TASK DIRECTIONS = Quote the records that follow in full and exactly; leave out the pictures.

[Data about app and page elements]
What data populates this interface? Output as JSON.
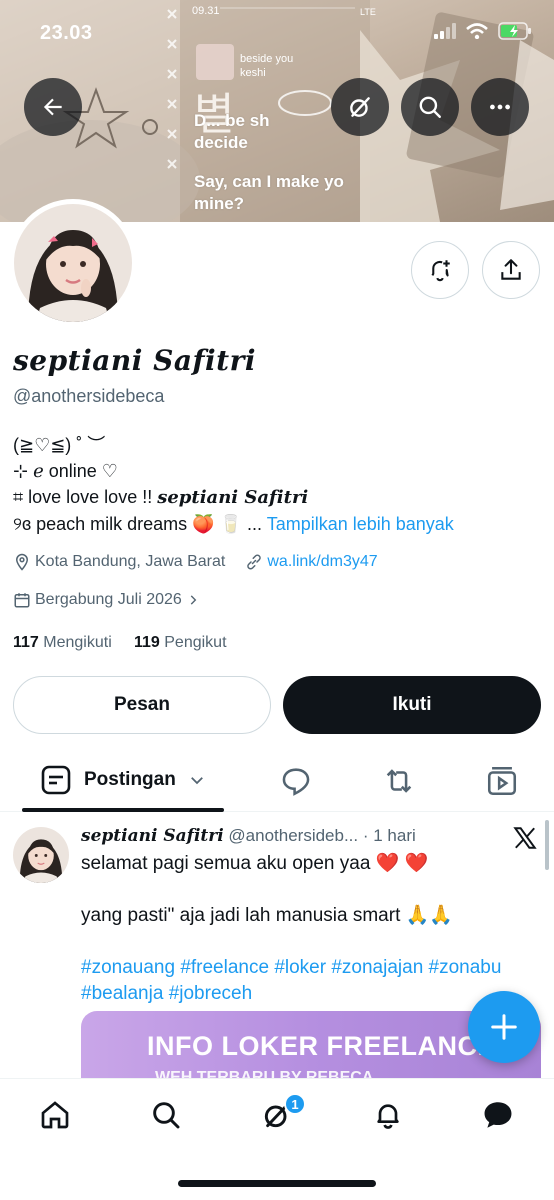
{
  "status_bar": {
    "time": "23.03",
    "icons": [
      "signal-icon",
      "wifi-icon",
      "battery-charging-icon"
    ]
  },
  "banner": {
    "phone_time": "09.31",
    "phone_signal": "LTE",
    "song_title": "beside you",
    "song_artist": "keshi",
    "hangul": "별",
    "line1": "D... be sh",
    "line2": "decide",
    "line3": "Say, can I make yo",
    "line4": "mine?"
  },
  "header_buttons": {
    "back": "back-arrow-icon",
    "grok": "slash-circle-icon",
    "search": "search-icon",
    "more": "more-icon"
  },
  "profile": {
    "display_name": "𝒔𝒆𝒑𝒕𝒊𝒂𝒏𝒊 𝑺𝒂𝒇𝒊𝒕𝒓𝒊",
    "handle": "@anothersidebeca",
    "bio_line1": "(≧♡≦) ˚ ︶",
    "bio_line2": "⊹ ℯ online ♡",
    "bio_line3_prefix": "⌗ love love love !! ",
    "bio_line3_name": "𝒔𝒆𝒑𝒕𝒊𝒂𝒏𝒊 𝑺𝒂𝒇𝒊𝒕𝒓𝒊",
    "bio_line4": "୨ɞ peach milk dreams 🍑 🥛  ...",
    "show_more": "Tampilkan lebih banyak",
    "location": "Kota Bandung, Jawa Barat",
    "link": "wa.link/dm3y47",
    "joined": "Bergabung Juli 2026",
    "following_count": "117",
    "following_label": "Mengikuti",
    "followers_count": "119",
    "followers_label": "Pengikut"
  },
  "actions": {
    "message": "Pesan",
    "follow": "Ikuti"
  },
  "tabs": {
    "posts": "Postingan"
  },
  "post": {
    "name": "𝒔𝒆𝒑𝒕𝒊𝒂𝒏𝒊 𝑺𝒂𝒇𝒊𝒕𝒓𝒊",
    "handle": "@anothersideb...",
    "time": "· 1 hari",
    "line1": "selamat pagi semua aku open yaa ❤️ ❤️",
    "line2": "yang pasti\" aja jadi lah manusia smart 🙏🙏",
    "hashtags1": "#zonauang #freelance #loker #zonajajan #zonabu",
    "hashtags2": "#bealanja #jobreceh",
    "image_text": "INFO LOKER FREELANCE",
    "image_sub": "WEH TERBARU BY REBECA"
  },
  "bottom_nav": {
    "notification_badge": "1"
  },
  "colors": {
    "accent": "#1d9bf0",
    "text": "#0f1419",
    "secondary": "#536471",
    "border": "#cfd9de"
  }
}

TASK SOLUTION =
What data populates this interface? Output as JSON.
{
  "status_bar": {
    "time": "23.03",
    "icons": [
      "signal-icon",
      "wifi-icon",
      "battery-charging-icon"
    ]
  },
  "banner": {
    "phone_time": "09.31",
    "phone_signal": "LTE",
    "song_title": "beside you",
    "song_artist": "keshi",
    "hangul": "별",
    "line1": "D... be sh",
    "line2": "decide",
    "line3": "Say, can I make yo",
    "line4": "mine?"
  },
  "header_buttons": {
    "back": "back-arrow-icon",
    "grok": "slash-circle-icon",
    "search": "search-icon",
    "more": "more-icon"
  },
  "profile": {
    "display_name": "𝒔𝒆𝒑𝒕𝒊𝒂𝒏𝒊 𝑺𝒂𝒇𝒊𝒕𝒓𝒊",
    "handle": "@anothersidebeca",
    "bio_line1": "(≧♡≦) ˚ ︶",
    "bio_line2": "⊹ ℯ online ♡",
    "bio_line3_prefix": "⌗ love love love !! ",
    "bio_line3_name": "𝒔𝒆𝒑𝒕𝒊𝒂𝒏𝒊 𝑺𝒂𝒇𝒊𝒕𝒓𝒊",
    "bio_line4": "୨ɞ peach milk dreams 🍑 🥛  ...",
    "show_more": "Tampilkan lebih banyak",
    "location": "Kota Bandung, Jawa Barat",
    "link": "wa.link/dm3y47",
    "joined": "Bergabung Juli 2026",
    "following_count": "117",
    "following_label": "Mengikuti",
    "followers_count": "119",
    "followers_label": "Pengikut"
  },
  "actions": {
    "message": "Pesan",
    "follow": "Ikuti"
  },
  "tabs": {
    "posts": "Postingan"
  },
  "post": {
    "name": "𝒔𝒆𝒑𝒕𝒊𝒂𝒏𝒊 𝑺𝒂𝒇𝒊𝒕𝒓𝒊",
    "handle": "@anothersideb...",
    "time": "· 1 hari",
    "line1": "selamat pagi semua aku open yaa ❤️ ❤️",
    "line2": "yang pasti\" aja jadi lah manusia smart 🙏🙏",
    "hashtags1": "#zonauang #freelance #loker #zonajajan #zonabu",
    "hashtags2": "#bealanja #jobreceh",
    "image_text": "INFO LOKER FREELANCE",
    "image_sub": "WEH TERBARU BY REBECA"
  },
  "bottom_nav": {
    "notification_badge": "1"
  },
  "colors": {
    "accent": "#1d9bf0",
    "text": "#0f1419",
    "secondary": "#536471",
    "border": "#cfd9de"
  }
}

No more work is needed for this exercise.